> [Your objective]:
Filter the listing down to the lines containing the word "identified".

> [Dataset entries]:

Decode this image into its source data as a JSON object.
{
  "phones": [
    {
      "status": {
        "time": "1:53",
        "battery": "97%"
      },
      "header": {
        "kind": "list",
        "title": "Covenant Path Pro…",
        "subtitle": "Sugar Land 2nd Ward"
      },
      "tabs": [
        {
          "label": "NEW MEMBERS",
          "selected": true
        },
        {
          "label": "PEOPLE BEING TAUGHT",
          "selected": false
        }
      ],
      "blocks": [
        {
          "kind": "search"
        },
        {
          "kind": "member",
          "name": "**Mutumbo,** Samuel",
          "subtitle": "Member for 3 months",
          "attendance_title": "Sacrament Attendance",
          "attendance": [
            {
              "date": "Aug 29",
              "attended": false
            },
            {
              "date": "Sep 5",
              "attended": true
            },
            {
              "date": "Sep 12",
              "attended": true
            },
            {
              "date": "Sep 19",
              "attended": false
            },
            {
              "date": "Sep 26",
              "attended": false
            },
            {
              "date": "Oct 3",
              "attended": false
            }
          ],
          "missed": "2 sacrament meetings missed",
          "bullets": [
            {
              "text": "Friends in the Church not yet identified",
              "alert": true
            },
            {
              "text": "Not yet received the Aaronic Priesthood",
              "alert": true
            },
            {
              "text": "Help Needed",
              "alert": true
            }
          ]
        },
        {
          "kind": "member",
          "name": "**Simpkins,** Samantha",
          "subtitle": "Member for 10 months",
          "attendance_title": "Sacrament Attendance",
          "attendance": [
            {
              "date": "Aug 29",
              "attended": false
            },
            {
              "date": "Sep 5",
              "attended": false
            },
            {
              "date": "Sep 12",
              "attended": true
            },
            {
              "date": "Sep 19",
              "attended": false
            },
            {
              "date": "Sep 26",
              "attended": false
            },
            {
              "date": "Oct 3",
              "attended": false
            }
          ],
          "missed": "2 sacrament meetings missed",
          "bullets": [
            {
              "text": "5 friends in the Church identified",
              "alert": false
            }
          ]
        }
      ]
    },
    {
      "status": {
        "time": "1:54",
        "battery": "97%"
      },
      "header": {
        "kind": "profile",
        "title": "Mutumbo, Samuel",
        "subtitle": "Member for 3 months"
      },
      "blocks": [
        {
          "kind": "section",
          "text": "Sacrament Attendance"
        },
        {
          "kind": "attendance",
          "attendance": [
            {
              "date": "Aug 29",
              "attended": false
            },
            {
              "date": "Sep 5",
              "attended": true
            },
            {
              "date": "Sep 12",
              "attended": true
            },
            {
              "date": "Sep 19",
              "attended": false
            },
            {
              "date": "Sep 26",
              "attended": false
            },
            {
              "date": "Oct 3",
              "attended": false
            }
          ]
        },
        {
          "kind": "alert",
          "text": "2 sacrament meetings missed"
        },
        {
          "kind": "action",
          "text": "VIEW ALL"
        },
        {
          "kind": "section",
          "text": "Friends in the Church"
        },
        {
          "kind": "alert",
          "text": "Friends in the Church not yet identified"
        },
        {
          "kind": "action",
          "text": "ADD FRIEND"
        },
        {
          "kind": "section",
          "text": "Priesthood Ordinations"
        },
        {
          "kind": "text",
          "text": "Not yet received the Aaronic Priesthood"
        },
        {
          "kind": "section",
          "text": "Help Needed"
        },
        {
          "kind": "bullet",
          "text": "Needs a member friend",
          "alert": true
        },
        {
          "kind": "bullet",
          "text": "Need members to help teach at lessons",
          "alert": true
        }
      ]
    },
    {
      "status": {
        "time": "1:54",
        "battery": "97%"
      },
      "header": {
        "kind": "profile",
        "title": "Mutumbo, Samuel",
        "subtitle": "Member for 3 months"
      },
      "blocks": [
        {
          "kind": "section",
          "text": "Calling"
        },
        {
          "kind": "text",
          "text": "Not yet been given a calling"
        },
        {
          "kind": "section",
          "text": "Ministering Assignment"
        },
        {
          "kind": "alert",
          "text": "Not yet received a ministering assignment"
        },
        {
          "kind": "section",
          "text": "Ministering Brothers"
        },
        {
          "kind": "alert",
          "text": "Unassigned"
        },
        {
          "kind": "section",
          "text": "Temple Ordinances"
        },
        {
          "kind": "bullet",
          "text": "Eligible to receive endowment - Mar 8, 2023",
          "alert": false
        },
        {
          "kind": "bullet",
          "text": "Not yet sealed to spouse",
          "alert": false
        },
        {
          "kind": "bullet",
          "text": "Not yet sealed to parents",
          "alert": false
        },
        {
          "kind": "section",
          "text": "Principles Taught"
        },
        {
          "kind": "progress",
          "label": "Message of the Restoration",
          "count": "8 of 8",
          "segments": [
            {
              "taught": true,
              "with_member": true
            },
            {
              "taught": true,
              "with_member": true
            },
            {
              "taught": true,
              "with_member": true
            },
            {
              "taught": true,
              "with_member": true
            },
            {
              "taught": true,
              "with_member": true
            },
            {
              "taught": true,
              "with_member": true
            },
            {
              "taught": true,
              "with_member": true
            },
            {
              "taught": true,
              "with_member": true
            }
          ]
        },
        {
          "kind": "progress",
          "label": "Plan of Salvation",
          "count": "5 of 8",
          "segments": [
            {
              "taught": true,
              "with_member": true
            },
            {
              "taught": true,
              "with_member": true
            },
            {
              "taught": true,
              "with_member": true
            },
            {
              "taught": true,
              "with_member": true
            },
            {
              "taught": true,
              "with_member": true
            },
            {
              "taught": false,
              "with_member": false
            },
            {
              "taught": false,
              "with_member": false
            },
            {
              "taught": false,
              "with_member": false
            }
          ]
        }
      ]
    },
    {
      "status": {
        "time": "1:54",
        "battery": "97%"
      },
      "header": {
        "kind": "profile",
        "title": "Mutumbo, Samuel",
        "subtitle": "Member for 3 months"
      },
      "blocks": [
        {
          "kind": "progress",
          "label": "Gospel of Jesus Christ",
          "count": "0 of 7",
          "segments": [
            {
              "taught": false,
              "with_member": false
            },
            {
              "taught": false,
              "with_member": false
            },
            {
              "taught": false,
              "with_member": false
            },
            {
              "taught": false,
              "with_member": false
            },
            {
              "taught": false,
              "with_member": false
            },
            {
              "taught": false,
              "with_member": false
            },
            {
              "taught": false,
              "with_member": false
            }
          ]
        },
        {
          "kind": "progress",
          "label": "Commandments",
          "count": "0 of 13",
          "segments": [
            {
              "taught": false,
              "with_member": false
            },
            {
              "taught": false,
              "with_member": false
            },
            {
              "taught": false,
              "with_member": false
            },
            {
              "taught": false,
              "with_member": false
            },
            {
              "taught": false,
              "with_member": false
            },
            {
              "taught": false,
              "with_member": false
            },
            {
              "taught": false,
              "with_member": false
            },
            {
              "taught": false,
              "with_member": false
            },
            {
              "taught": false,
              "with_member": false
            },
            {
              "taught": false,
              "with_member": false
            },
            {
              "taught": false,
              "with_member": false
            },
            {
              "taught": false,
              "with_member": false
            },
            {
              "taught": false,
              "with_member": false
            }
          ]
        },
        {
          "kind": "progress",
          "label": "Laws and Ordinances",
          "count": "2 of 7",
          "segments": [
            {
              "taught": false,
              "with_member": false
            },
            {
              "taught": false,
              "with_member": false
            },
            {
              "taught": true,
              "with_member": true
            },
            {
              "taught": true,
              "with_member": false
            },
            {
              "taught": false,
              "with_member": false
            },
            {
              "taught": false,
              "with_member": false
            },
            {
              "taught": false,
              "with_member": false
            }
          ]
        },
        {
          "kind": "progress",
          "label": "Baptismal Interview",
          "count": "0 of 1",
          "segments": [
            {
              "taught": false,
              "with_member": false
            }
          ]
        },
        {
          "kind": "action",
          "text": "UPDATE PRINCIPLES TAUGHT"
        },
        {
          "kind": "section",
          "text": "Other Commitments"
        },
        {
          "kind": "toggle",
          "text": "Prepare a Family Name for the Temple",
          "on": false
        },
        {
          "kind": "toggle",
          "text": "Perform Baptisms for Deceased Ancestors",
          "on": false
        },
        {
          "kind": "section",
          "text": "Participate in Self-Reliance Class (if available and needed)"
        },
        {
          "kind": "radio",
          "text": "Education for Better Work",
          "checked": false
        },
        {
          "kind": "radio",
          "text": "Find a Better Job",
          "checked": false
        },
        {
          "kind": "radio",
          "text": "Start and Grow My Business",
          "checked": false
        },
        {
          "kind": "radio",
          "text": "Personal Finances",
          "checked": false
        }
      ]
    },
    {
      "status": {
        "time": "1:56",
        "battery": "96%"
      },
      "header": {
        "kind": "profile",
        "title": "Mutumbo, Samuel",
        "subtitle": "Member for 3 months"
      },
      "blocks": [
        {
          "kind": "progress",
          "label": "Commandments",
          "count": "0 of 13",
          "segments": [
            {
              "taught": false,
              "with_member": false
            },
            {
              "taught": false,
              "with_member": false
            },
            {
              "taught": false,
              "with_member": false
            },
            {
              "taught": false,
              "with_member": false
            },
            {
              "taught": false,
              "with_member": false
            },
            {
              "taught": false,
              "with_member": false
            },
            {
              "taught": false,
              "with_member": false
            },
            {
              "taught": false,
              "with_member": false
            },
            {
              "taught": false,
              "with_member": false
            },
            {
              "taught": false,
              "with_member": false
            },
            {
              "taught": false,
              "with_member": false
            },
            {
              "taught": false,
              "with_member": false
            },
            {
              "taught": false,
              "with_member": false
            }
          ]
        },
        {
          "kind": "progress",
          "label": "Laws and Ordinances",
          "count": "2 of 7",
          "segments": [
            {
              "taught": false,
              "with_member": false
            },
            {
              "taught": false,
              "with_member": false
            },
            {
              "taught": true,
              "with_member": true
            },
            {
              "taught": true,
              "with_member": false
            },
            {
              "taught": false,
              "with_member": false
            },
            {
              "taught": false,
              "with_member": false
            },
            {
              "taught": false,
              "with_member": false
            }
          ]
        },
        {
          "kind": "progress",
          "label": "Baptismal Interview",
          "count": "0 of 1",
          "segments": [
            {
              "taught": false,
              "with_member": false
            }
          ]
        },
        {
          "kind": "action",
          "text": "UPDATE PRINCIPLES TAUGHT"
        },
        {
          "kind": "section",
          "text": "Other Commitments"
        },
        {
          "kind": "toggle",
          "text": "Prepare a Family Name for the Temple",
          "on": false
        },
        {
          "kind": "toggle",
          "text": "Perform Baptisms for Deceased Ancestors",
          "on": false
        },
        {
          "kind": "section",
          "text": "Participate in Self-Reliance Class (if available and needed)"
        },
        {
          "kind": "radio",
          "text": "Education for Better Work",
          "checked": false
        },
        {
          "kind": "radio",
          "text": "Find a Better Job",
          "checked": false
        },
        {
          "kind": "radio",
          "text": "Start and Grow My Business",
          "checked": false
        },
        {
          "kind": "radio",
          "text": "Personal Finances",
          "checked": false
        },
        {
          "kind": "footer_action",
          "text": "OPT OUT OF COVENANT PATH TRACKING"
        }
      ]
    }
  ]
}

> [Expected answer]:
              "text": "Friends in the Church not yet identified",
              "text": "5 friends in the Church identified",
          "text": "Friends in the Church not yet identified"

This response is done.